FAYETTEVILLE -- A rezoning that could allow restaurants, shops, homes, offices and other uses next to the Fayetteville Public Library passed the Planning Commission Monday and will go before the City Council.
Commissioners unanimously passed the request for two lots southwest of the library near West Avenue and Rock Street. The lots are at 119 and 127 S. West Ave., and have two homes on them, one built in 1886 and another in 1916, according to Washington County records. Combined, the lots make up less than half an acre.
To learn more about the zoning district proposed next to the Fayetteville Public Library, go to:
W. Cal Canfield, a local architect and builder, referred to his idea for the lots as the Rainey Street concept. Rainey Street is a historic neighborhood and entertainment district in downtown Austin, Texas.
Canfield said it was his intention to bring a mix of commercial and residential uses similar size and scale with the neighborhood. He said his request was inspired by the development of the cultural arts corridor downtown and the library's expansion that's under construction.
"I see no reason why we can't maintain the residential quality of the neighborhood while still valuing the diversity of added services and benefits to those who occupy the area," Canfield said.
Voters in April approved construction of the arts corridor, which will involve turning the Fay Jones woods west of the library into a nature attraction and building a civic space at the southwest corner of Dickson Street and West Avenue. Voters in 2016 also approved expanding the library by more than 80,000 square feet.
The lots under the request would change from a strictly residential district to one called main street center. That zoning district allows a wide variety of uses, including all kinds of residential to eating places, studios, hotels, motels and cultural and recreational facilities.
Under the proposed zoning, a building of up to five stories is allowed if it's within 15 feet of the front property line. A seven-story building is allowed in the back of the lot, farther than 15 feet, according to city code. Building height maximum is three stories under the current zoning.

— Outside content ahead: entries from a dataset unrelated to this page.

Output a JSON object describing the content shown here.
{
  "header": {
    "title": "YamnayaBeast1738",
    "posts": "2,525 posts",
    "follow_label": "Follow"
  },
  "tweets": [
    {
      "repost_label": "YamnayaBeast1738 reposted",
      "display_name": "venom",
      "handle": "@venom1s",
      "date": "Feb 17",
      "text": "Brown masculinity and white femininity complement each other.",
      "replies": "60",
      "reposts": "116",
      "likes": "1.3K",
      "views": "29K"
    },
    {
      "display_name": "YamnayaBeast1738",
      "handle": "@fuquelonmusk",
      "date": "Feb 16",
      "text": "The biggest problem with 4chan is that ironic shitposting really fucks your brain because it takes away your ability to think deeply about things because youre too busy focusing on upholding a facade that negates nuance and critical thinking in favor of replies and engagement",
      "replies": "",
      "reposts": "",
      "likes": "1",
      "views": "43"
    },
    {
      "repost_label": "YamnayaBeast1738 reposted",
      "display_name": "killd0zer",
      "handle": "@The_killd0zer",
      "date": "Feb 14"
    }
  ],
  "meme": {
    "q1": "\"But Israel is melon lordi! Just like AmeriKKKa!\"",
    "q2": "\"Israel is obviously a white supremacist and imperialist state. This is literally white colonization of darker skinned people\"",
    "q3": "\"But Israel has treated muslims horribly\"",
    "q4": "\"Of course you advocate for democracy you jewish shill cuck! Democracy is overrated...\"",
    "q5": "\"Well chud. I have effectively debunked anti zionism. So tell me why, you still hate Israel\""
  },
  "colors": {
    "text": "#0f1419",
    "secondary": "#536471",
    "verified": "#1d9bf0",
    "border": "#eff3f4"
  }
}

During the library's board meeting, which was held before the Planning Commission, Executive Director David Johnson stressed concern about the possibility of a large building obstructing the view to the west.
"I don't think a five-story facility is what we are looking for," he told the board.
Planning Commissioner Leslie Belden said she supported the ideas Canfield shared, but reminded commissioners a different property owner could build up to a seven-story building if the lots were ever sold.
"We're not being asked to approve his idea of what he would build," she said. "We're being asked to rezone it."
Commissioner Zara Niederman said the rezoning would encourage a variety of possibilities that would incorporate both the street and the trail on the west side of the lots in their design.
The City Council will make the final decision on the rezoning.
NW News on 06/11/2019
Print Headline: Rezoning near library moves forward